Mike: We talk a lot about stepping into other people’s shoes, and in this case it’s about stepping into the shoes of your clients and peers, recognizing that my coworkers come from different backgrounds, and didn’t go to school for the same things. Spending time to understand their way of thinking, so I can better explain projects in a way that makes sense to them, is something I want to keep working on.

Sally: What are some key other things you learned?

Mike: Another person that spoke was Peter Morville, who is one of the “godfathers” of usability. He spoke about planning and usability. Peter talked about understanding different ways and complexities of planning decision-making…my interpretation of this is that by thinking about how we think and plan, we might become better at seeing bigger pictures, solving bigger things. And I especially like this topic, because since we work with a lot of manufacturers that have a lot of complicated products with a lot of choices. We know it’s not about just making a website that sells products, it’s about helping a user decide which product they even want, what even is necessary to know before a purchase can happen.  

Joe: Peter also talked about how vital it is to “plan to do planning.” And that applies to us because we often communicate to clients the importance of this. They don’t see it through an outside lens, and taking time to go through usability is vital to the success of a project.

It’s all about how the phases work together—you don’t know the output ahead of time, but you have to go through the process because, by the end of what you block and tackled, you know what you know to be successful.

One thing Peter said was that “novice folks explore the depth first, where experts explore the breadth first,” and that’s something I tremendously agree with—we have to see the forest and the trees. We don’t know what each step is going to teach us but we know we need to take that step.

Sally: Who was the most inspiring speaker (and why)?

Mike: Erik Dahl gave the attendees a refresher talk on the fact that our goal is to intentionally design an experience, and for those who have been at it for awhile, don’t forget that while our approaches may look different today, our core principles haven’t changed. We’ve always been thoughtfully designing experiences, with the goal of making the world more usable.

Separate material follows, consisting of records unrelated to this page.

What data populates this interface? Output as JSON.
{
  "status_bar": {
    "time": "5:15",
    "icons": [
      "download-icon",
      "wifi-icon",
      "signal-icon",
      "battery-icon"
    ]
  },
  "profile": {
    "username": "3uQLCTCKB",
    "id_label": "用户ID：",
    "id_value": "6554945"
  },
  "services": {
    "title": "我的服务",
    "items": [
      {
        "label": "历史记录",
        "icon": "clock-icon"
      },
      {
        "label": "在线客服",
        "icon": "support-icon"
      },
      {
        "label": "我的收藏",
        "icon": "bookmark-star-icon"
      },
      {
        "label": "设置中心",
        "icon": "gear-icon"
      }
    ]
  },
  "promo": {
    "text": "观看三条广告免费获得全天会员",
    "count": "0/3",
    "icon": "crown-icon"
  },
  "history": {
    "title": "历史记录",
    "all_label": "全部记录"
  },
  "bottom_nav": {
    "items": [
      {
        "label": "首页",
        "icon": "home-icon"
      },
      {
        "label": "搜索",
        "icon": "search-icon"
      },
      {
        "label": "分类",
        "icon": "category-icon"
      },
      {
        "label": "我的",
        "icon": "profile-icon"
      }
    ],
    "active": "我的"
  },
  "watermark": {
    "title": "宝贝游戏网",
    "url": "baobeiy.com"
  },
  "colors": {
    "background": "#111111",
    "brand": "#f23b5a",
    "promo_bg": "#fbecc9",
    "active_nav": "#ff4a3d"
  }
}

My takeaway of his point was that people should be reinvigorated by the importance of what we’re doing even though we do it everyday—we should remain enthusiastic.

Joe: Yes, Erik Dahl did a nice view of usability over time. He went back to the core tenants of usability, including things such as the fact that you need empathy when designing experiences for users. Even though we’ve changed over time, the core tenants are still as relevant as they’ve ever been.

Sally: So how will you apply some of your learnings to your everyday work?

Mike: To me, the importance of speaking to your audience in their language, and feeling comfortable with planning before acting were key takeaways.

Joe: What it does for me was reinforce why we’re doing what we’re doing. Sometimes it’s easy to lose track of why it’s important to plan, or why it’s important to understand the terminology, and so it’s nice to be reminded what we’re doing this for. It was nice to take a day to go back to the root of what we do and why it’s important.

Sally: Plan before acting, I like that! What will you take with you out of these sessions moving forward?

Mike: Our whole career is meant to make the process of interacting with information the best it can be. And what we do is important because we’re trying to make everyday living better by thoughtfully approaching a project and helping give all people an effortless experience. This is 100% what usability professionals are about.

Joe: You can define “better” in many ways—it can be that a person came to an experience and was able to make meaning out of their lives, or that they were able to make a purchase decision. For example, if a person came to a site because they want a new faucet, and we’re able to educate them about different features that will work for their needs, and help them narrow down their choices with products that match and give them the confidence to make the decision, then they achieved what they set out to do. And their world is a little better for it.